Debate in Berlin on Wednesday turned to the issue of tax evasion, and specifically German laws on what happens to people who voluntarily file corrected tax returns. The most recent, high-profile example is president of Bayern Munich football club, Uli Hoeness.
Several leading opposition figures are looking to change laws that currently can allow people to avoid criminal culpability if they are deemed to have paid sufficient back-taxes, with interest on top, to make up for what was lacking in previous tax returns. The leading opposition figures, however, said that such a change would only be possible over time.
"I could imagine that as we become more successful in the battle against tax evasion one should be able to do without this [legal] instrument," Social Democrat candidate for chancellor Peer Steinbrück said in an interview with public broadcaster ARD. Steinbrück said that the amnesty offered to people had its benefits at the present moment.
Steinbrück said it was important that people "must be able to wipe the slate clean," because this also helped the government generate more tax revenue. However, he also mooted the idea of some kind of upper limit, "above which no removal of criminal culpability would then be possible."
Finance Minister Wolfgang Schäuble, of Chancellor Merkel's Christian Democrats, said in the parliamentary debate that fault lay with the opposition for rejecting a bilateral Swiss-German deal for people with assets in Swiss banks. In the high profile case of Uli Hoeness, the Bayern Munich president had said he initially planned to settle his tax issues under the terms of this deal, which was thrown out of the opposition-controlled upper house of parliament, the Bundesrat, in December.

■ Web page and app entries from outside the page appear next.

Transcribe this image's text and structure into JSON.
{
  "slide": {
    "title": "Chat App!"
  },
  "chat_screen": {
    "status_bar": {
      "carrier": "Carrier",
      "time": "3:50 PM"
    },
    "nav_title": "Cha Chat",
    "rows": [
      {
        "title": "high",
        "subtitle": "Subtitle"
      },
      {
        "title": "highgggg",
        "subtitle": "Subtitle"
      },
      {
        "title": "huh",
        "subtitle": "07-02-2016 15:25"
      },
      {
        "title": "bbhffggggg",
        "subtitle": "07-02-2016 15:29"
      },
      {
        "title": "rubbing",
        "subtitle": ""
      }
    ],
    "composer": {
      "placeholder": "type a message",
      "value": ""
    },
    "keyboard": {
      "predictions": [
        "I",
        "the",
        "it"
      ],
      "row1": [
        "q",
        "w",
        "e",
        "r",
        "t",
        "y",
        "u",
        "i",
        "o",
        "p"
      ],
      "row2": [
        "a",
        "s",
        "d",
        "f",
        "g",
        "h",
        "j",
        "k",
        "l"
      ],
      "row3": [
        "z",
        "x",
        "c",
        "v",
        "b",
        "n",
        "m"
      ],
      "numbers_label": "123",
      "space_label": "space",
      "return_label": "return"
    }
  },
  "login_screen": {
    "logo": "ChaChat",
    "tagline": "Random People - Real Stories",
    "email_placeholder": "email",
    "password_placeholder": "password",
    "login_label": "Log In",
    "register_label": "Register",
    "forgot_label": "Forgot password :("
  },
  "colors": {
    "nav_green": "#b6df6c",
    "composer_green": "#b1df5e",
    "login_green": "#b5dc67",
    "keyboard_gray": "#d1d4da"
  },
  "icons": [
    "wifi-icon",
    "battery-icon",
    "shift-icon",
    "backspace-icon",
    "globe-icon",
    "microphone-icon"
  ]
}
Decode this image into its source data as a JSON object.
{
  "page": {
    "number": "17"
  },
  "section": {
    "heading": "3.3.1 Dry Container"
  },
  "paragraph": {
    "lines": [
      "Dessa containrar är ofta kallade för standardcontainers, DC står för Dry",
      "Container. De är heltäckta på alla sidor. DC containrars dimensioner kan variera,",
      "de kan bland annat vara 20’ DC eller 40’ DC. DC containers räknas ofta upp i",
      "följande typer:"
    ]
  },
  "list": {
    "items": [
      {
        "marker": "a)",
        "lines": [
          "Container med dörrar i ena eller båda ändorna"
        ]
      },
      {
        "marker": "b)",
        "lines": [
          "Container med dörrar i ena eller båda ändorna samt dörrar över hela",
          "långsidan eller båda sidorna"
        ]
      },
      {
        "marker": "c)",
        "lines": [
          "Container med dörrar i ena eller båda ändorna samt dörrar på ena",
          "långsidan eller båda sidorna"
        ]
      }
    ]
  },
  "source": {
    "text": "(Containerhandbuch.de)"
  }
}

"We made an attempt with a tax law that would have made for a higher rate of tax returns than those of 90 percent of the culpability-clearing voluntary disclosures," Schäuble said of the deal, which was ratified in Switzerland.
Some in the opposition also sought to suggest complicity between the dominant Bavarian CSU arm of the Christian Democrats and Uli Hoeness, claims that CSU politician and German finance committee member Hans Michelbach on Wednesday called "sordid, brash and outrageous," saying Hoeness was neither a member of the CSU nor a donor to the party.
January submission, March arrest, April publication
Hoeness first went public last Saturday, saying he had filed an amended tax return in January in connection "to an account of mine in Switzerland." On Tuesday, the Süddeutsche Zeitung daily and then German news agency DPA reported that Hoeness was briefly arrested on March 20, after he submitted the re-calculated returns, and was then released in exchange for bail of 5 million euros ($6.5 million).
Even amid the estimated 37-million-euro signing of German international star Mario Götze from rivals Borussia Dortmund and Bayern Munich's 4-0 demolition of Barcelona in Tuesday's Champions League semifinals, Hoeness has remained on the front and back pages across Germany.
With the issue of tax evasion already a party-political football ahead of September's federal elections, and the release earlier in April of the so-called "Offshore Leaks" list of as many as 130,000 potential tax evaders, such revelations from one of the biggest names at Germany's most successful football club have put the issue squarely on top of the political agenda in Berlin.
msh/hc (dpa, Reuters)